Dyscalculia is a psychological and medical term that refers to extreme difficulty in learning mathematics and to deficits in the production of accurate, efficient arithmetic calculations, in particular. In this article I report on a yearlong qualitative case study of a 12-year-old student who displayed many characteristics of dyscalculia. The results of the study are discussed as they relate to recent medical and learning-disability research. This student's learning experiences during her school mathematics and tutoring sessions demonstrate the vital role language processes play in the development of the concept flexibility necessary for success in mathematics. Outlined in the closing section are implications of this study for pedagogy in classrooms that include mainstreamed students with learning disabilities.
Kristine K. Montis
Paul F. Flinter
One of a child's finest attainments in his learning experience is the concept of number—ideas of quantity, weight, time. operation, numerical classification and problem solving. These principles begin early and develop as the individual grows. According to Gessell and Amatruda (1947) generalizations are made as early as in the first year with manipulations of various objects. Piaget (1953) observed acquisition of number concepts through a series of sequential levels depending upon the individual's readiness. A majority of children will acquire understanding of number and will encounter little difficulty. However, some will fail because of language disorders, faulty teaching methods, reading problems, or disturbances of qualitative thinking (Johnson and Myklebust 1967).
Katherine E. Lewis and Marie B. Fisher
Although approximately 5–8% of students have a mathematical learning disability (MLD), researchers have yet to develop a consensus operational definition. To examine how MLD has been identified and what mathematics topics have been explored, we conducted a systematic review of 164 studies on MLD published between 1974 and 2013. Findings indicate that (a) there was great variability in the classification methods used, (b) studies rarely reported demographic differences between the MLD and typically achieving groups, and (c) studies overwhelmingly focused on elementary–aged students engaged in basic arithmetic calculation. To move the field toward a more precise and shared definition of MLD, we argue for standards for methodology and reporting, and we identify a need for research addressing more complex mathematics.
Katherine E. Lewis
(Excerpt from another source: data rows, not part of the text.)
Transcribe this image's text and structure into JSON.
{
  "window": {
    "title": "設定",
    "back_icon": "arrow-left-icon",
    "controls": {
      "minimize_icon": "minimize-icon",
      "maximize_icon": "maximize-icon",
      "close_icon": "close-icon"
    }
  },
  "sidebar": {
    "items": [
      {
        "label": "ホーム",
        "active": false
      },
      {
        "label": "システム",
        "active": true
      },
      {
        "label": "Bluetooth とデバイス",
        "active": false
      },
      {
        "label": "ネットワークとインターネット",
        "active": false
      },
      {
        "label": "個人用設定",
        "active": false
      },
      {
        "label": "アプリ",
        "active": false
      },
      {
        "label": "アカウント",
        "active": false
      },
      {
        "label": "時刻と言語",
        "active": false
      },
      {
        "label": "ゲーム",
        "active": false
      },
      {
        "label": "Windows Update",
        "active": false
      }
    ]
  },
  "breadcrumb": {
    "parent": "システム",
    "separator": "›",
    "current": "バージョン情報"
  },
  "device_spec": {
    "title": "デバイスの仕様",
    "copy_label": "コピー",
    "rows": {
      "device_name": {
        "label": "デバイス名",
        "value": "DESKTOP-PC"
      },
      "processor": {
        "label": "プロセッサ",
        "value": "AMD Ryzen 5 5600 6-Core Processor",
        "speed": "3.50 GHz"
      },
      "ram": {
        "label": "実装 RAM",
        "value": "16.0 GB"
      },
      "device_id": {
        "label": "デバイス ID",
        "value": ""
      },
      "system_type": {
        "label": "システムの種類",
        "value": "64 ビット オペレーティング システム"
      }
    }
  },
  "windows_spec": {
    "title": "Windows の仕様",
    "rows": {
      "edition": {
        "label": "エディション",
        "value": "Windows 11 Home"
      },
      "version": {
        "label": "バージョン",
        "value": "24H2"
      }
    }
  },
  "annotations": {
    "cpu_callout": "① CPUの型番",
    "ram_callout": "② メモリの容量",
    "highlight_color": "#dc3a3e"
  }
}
Mathematical learning disability (MLD) research often conflates low achievement with disabilities and focuses exclusively on deficits of students with MLDs. In this study, the author adopts an alternative approach using a response-to-intervention MLD classification model to identify the resources students draw on rather than the skills they lack. Detailed diagnostic analyses of the sessions revealed that the students understood mathematical representations in atypical ways and that this directly contributed to the persistent difficulties they experienced. Implications for screening and remediation approaches are discussed.
Jessica Hunt and Juanita Silva
. Hedegaard , & U. J. Jensen (Eds.), Activity theory and social practice: Cultural-historical approaches (pp. 225 – 234 ). Aarhus University Press . 4. Butterworth , B. , Varma , S. , & Laurillard , D. ( 2011 ). Dyscalculia